==== Given entries ====

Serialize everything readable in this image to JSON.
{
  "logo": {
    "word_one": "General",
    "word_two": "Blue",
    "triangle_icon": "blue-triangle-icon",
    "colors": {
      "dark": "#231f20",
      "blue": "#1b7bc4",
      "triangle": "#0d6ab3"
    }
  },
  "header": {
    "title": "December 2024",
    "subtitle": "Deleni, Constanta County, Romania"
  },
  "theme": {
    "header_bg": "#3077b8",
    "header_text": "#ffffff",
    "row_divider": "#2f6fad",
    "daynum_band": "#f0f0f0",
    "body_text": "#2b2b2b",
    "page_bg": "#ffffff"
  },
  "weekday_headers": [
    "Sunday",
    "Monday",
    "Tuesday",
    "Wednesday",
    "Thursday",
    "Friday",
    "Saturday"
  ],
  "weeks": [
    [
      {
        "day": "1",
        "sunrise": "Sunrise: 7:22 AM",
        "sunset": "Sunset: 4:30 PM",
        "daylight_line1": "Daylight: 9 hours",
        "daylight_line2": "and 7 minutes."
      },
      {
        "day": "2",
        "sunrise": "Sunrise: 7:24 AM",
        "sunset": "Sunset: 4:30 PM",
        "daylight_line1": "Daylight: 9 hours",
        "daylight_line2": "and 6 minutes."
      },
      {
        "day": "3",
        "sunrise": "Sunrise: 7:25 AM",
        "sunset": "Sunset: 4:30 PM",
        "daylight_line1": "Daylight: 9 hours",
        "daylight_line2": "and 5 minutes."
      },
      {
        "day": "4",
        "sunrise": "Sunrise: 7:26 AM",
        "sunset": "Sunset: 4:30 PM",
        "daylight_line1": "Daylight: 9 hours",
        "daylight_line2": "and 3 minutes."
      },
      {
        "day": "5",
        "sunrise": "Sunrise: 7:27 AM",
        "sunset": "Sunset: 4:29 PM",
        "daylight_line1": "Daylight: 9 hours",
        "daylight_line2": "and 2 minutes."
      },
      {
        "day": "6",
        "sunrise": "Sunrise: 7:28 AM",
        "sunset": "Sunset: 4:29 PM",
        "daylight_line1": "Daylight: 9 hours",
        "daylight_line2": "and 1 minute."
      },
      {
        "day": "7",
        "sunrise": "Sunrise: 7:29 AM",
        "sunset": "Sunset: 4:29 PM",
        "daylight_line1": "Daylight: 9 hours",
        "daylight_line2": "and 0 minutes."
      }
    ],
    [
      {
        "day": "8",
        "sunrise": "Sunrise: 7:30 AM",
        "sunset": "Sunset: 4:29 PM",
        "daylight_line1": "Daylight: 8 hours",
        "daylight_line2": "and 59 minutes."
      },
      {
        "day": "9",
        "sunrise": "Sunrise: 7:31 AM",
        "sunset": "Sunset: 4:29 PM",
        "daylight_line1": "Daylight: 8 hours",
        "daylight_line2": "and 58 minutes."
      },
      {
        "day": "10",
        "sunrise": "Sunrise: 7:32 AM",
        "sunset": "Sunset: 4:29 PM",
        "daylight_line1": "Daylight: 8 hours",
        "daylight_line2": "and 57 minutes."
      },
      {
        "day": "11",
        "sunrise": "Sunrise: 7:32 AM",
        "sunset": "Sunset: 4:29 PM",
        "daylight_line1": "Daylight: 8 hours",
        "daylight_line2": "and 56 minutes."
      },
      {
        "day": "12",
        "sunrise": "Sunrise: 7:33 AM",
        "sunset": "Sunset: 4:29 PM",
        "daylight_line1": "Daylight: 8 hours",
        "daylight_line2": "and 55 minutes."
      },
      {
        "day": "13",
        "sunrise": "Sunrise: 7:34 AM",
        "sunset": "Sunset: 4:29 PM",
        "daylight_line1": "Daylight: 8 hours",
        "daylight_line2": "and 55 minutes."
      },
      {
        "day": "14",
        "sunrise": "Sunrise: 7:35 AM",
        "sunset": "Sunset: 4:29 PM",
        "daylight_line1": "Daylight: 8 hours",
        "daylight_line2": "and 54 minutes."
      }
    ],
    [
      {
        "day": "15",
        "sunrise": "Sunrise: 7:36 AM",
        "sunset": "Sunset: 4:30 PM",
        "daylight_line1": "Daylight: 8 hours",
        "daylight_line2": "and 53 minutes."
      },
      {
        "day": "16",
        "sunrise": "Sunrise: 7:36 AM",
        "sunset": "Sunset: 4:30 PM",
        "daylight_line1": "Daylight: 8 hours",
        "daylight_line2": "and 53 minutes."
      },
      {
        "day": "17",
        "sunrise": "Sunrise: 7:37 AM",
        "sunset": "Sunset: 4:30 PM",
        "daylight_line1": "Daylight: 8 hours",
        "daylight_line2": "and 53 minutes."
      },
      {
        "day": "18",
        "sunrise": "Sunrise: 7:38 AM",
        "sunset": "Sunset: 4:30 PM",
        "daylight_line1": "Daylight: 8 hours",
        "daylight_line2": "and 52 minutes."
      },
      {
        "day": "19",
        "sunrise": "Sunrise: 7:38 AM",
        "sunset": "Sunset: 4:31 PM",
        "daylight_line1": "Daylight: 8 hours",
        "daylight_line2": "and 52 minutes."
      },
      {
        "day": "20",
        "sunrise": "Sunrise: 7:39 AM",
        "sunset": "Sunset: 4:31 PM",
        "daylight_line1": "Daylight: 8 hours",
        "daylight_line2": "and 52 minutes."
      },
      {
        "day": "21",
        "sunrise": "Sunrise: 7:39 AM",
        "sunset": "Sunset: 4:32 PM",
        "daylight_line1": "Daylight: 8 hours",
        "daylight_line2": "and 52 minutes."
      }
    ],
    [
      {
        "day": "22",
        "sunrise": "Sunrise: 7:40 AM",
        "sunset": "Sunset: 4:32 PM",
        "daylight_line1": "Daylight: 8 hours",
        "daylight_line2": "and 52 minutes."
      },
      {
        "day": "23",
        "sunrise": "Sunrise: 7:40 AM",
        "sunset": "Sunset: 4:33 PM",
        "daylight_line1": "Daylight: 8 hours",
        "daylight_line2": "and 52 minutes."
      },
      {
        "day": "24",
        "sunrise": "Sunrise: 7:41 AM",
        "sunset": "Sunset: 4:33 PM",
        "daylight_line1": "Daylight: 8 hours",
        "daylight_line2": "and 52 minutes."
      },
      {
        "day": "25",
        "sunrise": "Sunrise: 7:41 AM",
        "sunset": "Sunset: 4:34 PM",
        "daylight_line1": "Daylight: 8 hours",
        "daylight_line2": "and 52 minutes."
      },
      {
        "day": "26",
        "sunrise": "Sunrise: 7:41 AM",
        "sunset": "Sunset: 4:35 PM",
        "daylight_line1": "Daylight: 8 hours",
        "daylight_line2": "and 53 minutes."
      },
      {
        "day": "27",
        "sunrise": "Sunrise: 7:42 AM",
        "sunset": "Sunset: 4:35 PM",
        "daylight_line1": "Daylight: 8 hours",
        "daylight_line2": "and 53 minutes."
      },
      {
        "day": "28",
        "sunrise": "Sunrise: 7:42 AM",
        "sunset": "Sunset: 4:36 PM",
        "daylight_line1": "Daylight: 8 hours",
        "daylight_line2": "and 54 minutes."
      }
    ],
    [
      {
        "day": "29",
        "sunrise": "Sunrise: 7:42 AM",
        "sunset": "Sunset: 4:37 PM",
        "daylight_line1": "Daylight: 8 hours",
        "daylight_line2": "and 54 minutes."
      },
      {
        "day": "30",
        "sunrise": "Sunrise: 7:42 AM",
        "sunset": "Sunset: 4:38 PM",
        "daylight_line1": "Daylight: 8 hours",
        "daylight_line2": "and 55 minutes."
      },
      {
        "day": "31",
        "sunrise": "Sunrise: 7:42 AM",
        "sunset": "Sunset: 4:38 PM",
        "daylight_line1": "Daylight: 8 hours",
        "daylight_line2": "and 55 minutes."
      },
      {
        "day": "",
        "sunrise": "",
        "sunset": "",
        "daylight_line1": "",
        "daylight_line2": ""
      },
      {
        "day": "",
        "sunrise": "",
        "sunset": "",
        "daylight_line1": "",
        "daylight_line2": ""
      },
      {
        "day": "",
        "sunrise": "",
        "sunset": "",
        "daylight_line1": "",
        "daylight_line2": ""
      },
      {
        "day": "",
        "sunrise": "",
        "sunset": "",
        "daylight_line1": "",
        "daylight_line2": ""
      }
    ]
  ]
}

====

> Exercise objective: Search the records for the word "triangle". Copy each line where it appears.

> Task output:
    "triangle_icon": "blue-triangle-icon",
      "triangle": "#0d6ab3"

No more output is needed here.